"I think one of the reasons is that old Chinese buildings are sometimes made of wood, which are easy to burn down, whereas old Western buildings were often made from stone, which are easier to survive.
"The other reason is the difference in how the West and China look at history. Westerners often want to see history as a physical thing, but Chinese sometimes see it as something in their heads. Chinese people generally are not sentimental about old buildings."
Encouragingly, Miller has noticed some Chinese developers being increasingly aware of the importance of heritage, and he says one example is Xintiandi in Shanghai, an affluent car-free shopping, dining and entertainment district.
Considered a lifestyle center, Xintiandi reconstituted traditional stone gate houses in narrow alleys, and some adjoining houses have been turned into book stores, cafes and restaurants, and shopping malls. "It shows people that you can make money out of old buildings," Miller says.
Miller says that his decision to write China's Urban Billion originates from his passion for travel writing, which led him to visit many Chinese cities. As he visited more and more cities, he noticed that many Chinese cities look similar to each other and he started asking why.
"Everywhere I visited, I saw migrant workers constructing tall buildings and I thought 'what are their lives like'? I always wanted to write a book, so writing about urbanization was a useful way of doing that, and a very useful way of looking into the development of China."
He says the other thing that prompted him to write the book was a desire to present the topic of urbanization to a Western audience.
"No one has written a book about urbanization, drawing all the threads together, at least in English. There are plenty of academic papers on hukou reform, land reform and all other related issues, but I didn't know any books that put them all together."

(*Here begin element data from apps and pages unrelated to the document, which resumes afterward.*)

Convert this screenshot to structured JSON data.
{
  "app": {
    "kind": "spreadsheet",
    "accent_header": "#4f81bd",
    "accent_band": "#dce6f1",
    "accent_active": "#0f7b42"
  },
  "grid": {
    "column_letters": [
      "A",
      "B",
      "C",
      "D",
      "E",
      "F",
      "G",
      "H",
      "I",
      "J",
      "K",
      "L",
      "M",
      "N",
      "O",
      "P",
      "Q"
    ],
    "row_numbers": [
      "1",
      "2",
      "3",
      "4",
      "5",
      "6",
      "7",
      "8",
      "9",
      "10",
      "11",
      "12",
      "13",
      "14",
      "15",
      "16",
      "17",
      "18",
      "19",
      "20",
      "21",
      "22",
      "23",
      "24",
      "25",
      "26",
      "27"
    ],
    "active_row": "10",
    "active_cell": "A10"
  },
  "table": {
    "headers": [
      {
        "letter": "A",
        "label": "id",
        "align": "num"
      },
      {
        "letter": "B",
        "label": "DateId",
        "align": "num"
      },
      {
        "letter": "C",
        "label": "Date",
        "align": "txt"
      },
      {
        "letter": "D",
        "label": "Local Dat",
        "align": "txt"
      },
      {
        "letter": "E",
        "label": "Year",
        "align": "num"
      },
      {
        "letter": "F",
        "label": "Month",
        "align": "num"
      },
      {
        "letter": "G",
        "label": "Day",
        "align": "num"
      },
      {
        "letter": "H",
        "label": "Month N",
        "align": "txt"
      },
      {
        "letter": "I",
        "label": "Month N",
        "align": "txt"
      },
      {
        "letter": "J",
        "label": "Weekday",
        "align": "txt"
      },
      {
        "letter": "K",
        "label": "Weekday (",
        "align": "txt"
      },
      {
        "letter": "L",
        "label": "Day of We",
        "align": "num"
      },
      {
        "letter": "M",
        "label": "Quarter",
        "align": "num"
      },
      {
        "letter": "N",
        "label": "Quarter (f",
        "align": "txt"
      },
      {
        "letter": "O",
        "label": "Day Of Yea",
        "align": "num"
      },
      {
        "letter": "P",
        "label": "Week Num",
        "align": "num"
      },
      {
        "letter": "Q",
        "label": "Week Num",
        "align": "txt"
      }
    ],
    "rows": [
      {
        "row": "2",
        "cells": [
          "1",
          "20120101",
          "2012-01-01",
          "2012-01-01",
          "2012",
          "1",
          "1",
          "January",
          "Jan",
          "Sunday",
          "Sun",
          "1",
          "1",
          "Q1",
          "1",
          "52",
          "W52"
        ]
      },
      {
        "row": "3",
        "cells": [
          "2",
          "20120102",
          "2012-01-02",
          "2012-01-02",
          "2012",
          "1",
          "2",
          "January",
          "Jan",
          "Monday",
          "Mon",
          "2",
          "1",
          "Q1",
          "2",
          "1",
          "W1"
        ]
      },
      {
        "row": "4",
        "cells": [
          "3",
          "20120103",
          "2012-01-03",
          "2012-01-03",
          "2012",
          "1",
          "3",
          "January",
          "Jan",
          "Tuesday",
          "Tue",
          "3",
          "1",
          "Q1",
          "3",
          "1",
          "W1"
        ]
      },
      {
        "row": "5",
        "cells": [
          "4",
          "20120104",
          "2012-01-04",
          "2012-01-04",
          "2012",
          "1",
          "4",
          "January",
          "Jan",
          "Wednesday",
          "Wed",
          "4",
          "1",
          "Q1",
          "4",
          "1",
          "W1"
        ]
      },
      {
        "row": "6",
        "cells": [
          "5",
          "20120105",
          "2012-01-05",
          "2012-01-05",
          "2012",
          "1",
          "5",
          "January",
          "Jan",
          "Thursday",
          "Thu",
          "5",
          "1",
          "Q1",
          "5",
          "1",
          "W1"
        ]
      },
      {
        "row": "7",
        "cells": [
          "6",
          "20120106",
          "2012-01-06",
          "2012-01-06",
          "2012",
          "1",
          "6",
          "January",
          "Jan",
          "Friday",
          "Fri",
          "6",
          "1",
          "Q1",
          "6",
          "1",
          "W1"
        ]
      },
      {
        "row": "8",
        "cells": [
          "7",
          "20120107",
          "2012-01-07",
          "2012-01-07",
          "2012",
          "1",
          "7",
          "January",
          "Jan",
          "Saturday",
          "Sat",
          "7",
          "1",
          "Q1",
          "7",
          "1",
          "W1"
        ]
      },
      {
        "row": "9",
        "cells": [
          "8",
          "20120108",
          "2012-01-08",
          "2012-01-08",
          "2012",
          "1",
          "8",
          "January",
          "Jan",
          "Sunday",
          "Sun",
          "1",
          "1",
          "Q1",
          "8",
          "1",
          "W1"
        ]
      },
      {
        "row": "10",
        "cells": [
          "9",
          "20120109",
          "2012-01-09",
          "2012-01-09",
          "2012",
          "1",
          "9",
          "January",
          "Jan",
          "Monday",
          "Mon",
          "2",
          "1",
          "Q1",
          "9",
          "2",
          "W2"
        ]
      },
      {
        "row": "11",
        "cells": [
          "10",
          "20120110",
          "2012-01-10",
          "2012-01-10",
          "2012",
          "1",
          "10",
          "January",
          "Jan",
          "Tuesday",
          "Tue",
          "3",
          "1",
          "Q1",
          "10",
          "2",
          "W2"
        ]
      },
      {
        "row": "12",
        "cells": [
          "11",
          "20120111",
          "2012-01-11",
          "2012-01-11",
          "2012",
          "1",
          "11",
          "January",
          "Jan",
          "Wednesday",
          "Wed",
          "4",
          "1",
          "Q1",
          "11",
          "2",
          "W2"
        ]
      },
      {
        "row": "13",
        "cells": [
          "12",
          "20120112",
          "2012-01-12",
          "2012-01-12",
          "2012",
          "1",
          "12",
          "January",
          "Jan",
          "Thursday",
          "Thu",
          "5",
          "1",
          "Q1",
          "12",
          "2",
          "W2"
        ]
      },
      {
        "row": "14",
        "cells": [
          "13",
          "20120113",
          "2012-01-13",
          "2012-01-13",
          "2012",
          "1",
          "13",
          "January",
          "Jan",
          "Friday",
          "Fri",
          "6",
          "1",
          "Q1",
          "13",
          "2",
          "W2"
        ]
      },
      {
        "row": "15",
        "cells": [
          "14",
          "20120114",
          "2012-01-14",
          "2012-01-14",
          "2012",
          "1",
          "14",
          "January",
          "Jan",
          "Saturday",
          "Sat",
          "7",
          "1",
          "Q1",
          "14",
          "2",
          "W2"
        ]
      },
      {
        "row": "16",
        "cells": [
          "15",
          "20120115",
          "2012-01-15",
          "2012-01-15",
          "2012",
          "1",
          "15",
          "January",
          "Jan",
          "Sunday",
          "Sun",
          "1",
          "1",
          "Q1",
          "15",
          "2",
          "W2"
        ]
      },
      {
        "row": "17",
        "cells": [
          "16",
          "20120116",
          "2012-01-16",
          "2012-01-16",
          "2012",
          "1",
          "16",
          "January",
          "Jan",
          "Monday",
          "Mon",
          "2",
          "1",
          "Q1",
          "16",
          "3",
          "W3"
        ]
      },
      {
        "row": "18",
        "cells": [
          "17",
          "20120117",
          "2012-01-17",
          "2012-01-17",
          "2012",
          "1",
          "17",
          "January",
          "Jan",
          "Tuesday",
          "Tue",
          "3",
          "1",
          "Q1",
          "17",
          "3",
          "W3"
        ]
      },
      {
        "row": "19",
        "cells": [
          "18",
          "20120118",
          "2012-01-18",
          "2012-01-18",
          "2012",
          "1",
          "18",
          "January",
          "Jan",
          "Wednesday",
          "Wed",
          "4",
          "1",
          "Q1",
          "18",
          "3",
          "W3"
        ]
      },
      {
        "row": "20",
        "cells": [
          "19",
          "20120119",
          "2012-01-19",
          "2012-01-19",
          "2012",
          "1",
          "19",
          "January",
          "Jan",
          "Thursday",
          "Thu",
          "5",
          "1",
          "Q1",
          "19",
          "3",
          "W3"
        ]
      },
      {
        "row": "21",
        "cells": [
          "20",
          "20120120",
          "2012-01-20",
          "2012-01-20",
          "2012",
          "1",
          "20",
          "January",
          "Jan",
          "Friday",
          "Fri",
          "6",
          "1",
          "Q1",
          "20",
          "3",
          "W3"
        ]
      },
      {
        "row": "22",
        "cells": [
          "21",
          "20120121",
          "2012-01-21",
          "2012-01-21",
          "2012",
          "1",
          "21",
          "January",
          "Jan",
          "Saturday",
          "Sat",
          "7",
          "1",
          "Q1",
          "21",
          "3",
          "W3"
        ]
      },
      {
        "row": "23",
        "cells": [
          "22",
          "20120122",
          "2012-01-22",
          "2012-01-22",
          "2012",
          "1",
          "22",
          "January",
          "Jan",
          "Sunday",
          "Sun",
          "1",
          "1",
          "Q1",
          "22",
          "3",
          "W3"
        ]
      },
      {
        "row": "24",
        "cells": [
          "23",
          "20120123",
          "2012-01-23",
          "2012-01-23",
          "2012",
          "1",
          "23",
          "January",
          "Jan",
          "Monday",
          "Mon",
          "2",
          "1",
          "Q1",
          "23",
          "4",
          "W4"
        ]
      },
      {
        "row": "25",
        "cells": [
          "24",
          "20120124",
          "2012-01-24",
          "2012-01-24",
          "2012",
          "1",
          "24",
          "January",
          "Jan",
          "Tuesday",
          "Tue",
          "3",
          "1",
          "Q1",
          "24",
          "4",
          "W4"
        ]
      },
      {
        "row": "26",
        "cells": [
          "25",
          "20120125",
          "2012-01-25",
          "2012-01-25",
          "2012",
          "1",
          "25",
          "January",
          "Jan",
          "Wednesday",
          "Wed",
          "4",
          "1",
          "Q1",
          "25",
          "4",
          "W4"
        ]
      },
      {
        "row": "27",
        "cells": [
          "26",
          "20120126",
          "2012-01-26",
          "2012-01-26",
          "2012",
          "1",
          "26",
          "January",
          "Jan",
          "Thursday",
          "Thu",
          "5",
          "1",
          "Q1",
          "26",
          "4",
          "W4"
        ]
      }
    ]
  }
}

Looking into the future, Miller says he envisages successful urbanization in China's context to be defined as a process without instability and immense inequality.
"So far China's urban population has grown peacefully. If they can keep on growing without massive instability in cities and without creating a huge urban underclass of people who don't have anything, China's urbanization would be successful."
Susanna Ma contributed to this story.
(China Daily European Weekly 06/14/2013 page8)